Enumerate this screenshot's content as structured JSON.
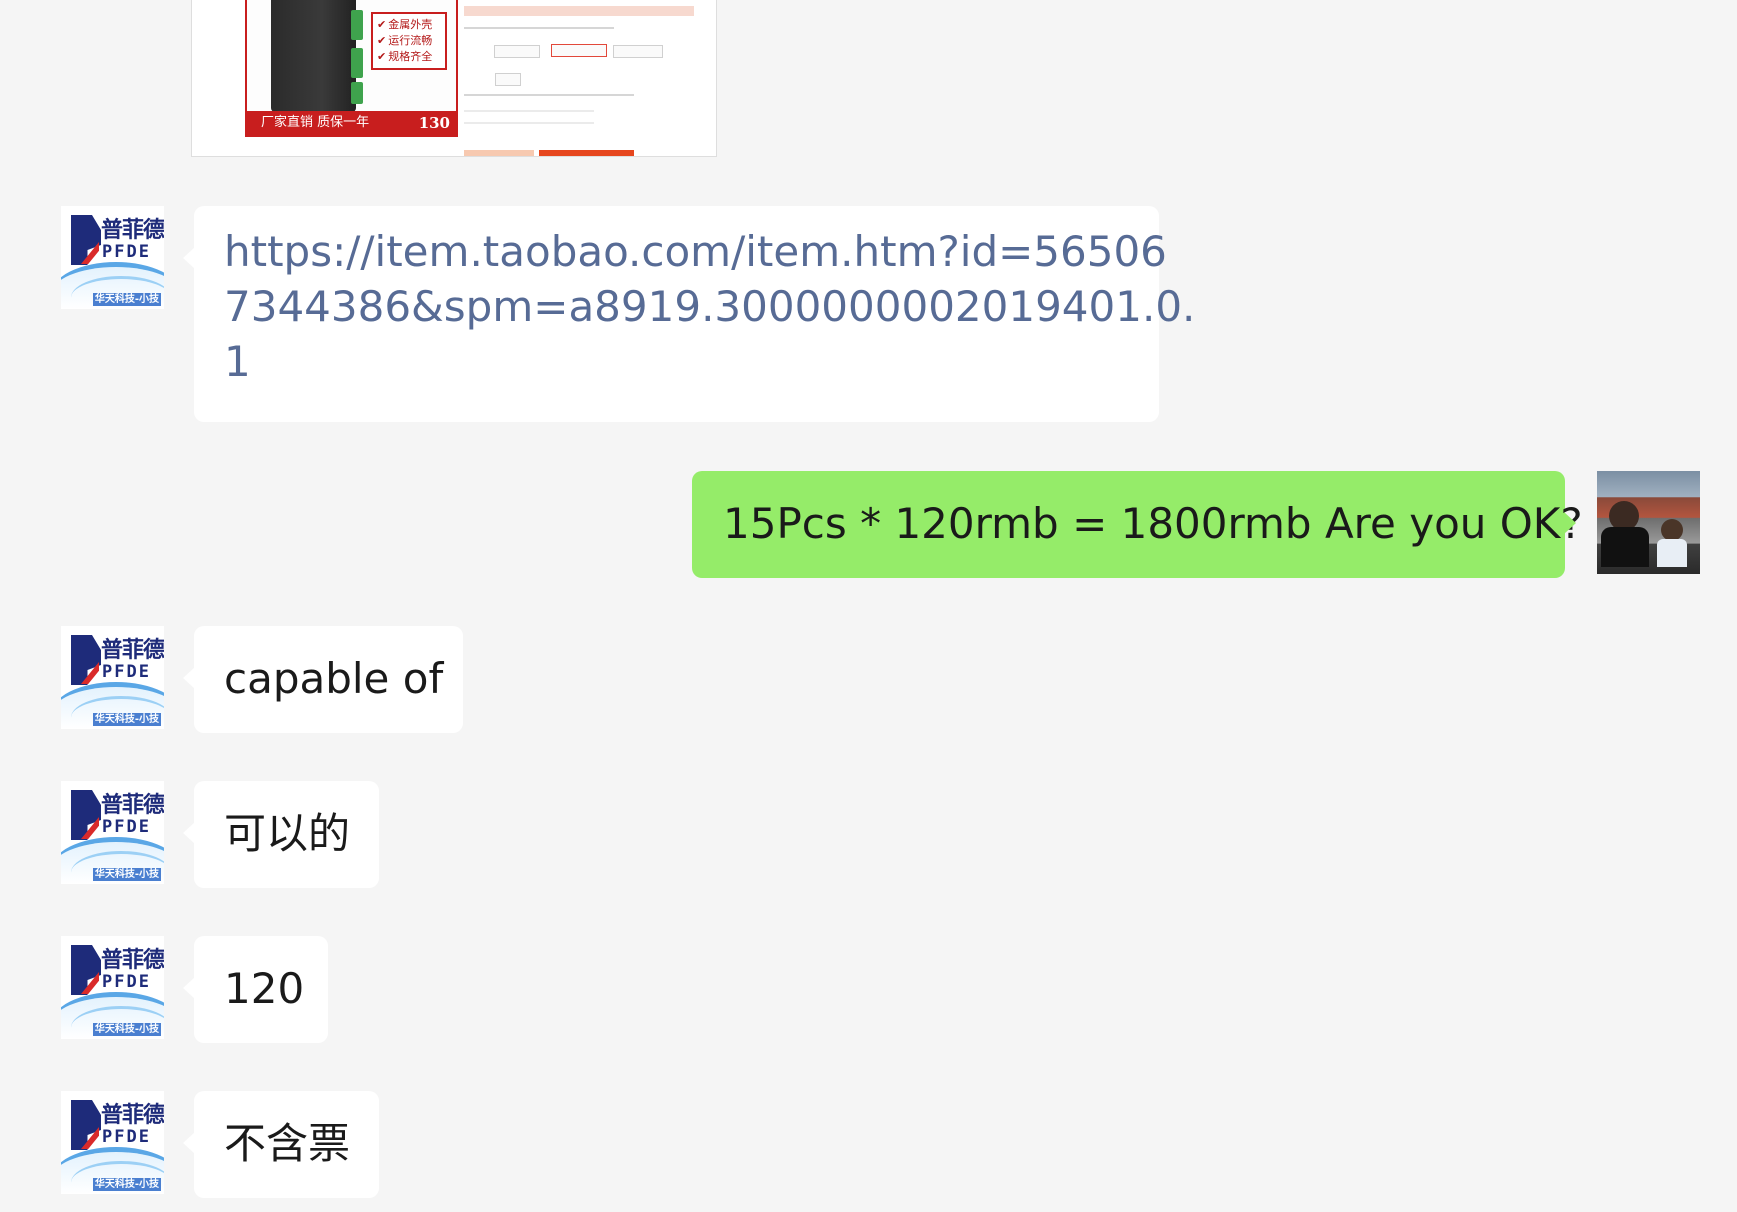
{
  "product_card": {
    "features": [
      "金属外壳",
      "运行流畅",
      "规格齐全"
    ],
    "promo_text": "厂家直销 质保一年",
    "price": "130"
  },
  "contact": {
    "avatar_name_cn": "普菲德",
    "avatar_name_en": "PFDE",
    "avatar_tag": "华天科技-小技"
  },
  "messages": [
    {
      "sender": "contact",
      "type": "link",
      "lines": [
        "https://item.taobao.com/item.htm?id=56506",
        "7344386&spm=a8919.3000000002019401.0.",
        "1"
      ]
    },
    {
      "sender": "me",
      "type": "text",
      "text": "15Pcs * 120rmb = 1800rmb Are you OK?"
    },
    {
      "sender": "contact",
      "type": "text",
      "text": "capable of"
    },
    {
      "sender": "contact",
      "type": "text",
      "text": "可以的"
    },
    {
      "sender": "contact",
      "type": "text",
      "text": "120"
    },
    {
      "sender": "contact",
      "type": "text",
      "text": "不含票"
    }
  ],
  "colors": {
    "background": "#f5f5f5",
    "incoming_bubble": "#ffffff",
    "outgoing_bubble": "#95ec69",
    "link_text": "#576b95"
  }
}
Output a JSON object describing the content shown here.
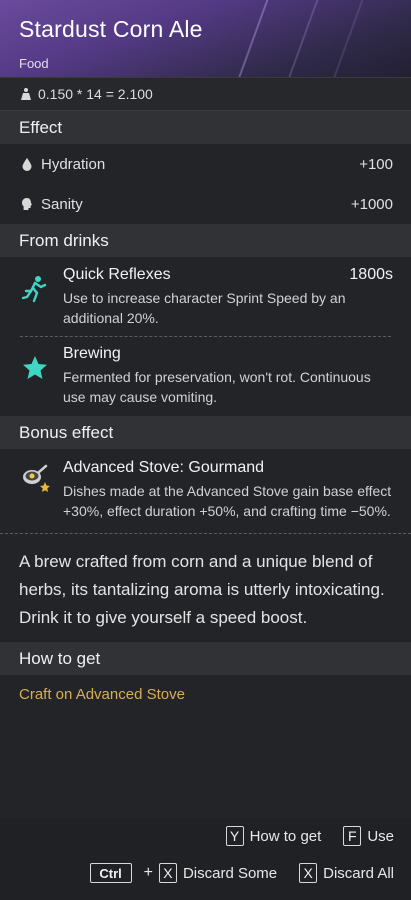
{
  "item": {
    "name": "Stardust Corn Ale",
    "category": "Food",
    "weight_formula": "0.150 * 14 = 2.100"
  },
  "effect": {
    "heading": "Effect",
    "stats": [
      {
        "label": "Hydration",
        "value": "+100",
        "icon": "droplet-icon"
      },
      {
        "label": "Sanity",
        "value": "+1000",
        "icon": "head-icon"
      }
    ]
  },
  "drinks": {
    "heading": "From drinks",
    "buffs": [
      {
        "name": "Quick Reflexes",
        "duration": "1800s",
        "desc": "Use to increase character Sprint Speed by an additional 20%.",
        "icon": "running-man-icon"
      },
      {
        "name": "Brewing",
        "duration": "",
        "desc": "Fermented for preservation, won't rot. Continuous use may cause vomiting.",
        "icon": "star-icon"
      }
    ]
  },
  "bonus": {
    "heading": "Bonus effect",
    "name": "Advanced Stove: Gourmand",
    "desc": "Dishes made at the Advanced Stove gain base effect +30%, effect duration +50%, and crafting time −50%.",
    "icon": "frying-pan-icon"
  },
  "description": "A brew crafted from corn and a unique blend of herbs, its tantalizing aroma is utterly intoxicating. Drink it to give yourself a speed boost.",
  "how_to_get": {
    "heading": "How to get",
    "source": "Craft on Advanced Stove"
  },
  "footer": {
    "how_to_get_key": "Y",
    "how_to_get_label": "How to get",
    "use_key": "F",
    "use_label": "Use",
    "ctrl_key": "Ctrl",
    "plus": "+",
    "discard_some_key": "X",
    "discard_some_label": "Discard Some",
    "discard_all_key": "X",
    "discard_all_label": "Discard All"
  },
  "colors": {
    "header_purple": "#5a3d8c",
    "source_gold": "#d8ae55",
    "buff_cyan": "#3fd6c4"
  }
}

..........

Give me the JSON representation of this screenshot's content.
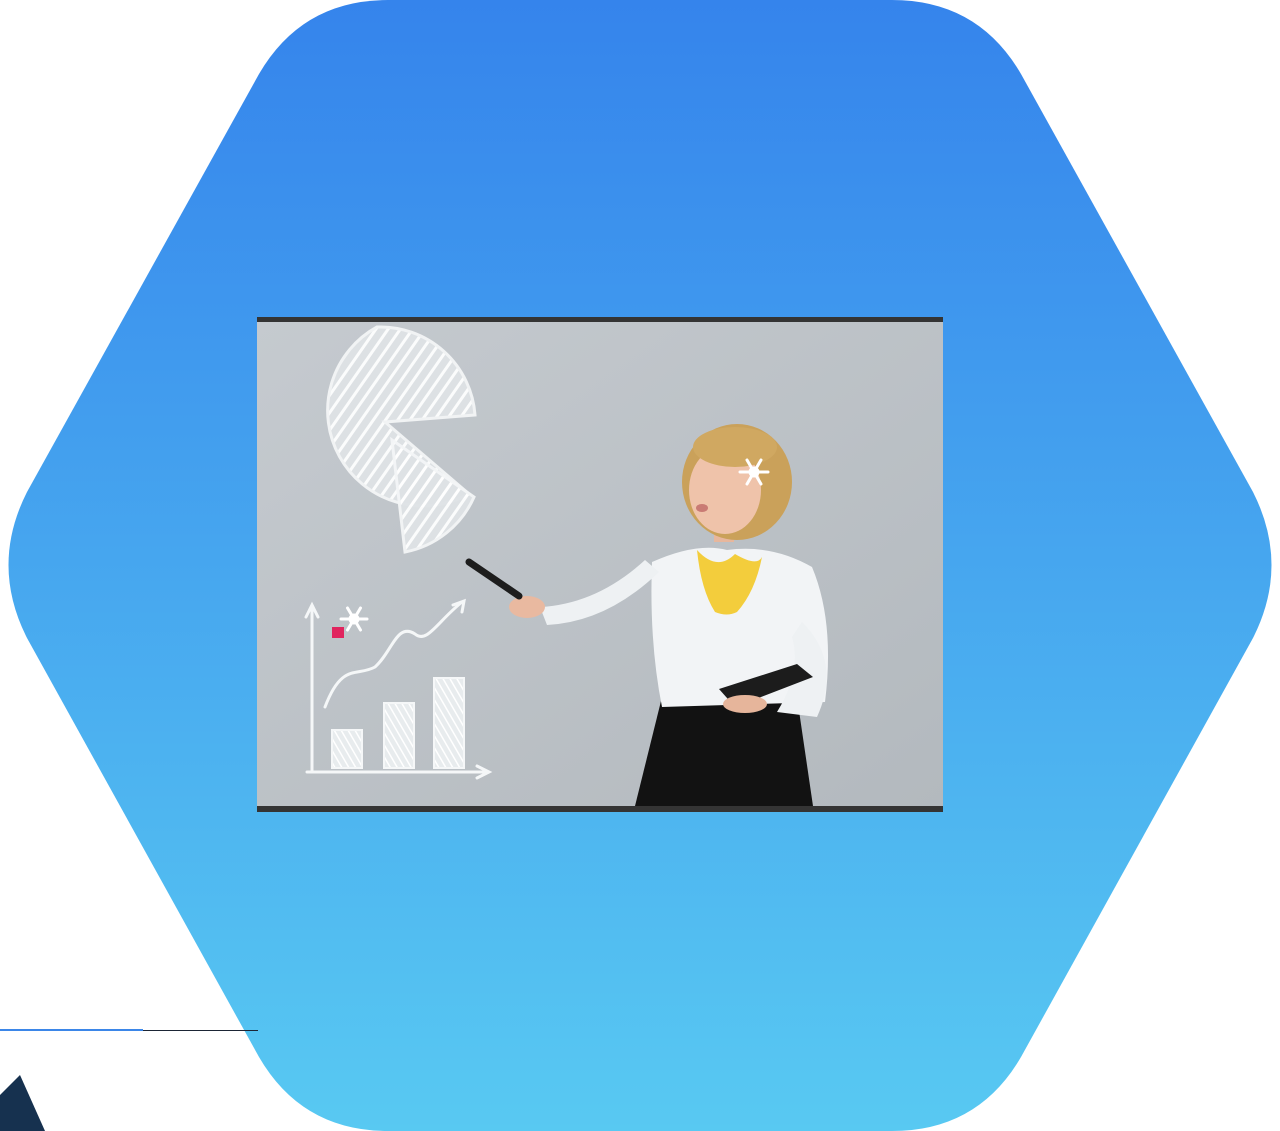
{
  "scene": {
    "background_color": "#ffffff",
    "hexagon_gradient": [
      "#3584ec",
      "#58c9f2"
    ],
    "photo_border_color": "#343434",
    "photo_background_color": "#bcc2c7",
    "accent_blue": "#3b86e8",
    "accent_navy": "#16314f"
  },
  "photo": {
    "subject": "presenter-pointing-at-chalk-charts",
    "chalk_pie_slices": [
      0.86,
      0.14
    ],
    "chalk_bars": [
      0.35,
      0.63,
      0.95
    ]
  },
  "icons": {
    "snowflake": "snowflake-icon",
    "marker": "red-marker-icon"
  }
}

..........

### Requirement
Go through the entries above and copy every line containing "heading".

### Solution to this exercise
    "heading": "Effect",
    "heading": "From drinks",
    "heading": "Bonus effect",
    "heading": "How to get",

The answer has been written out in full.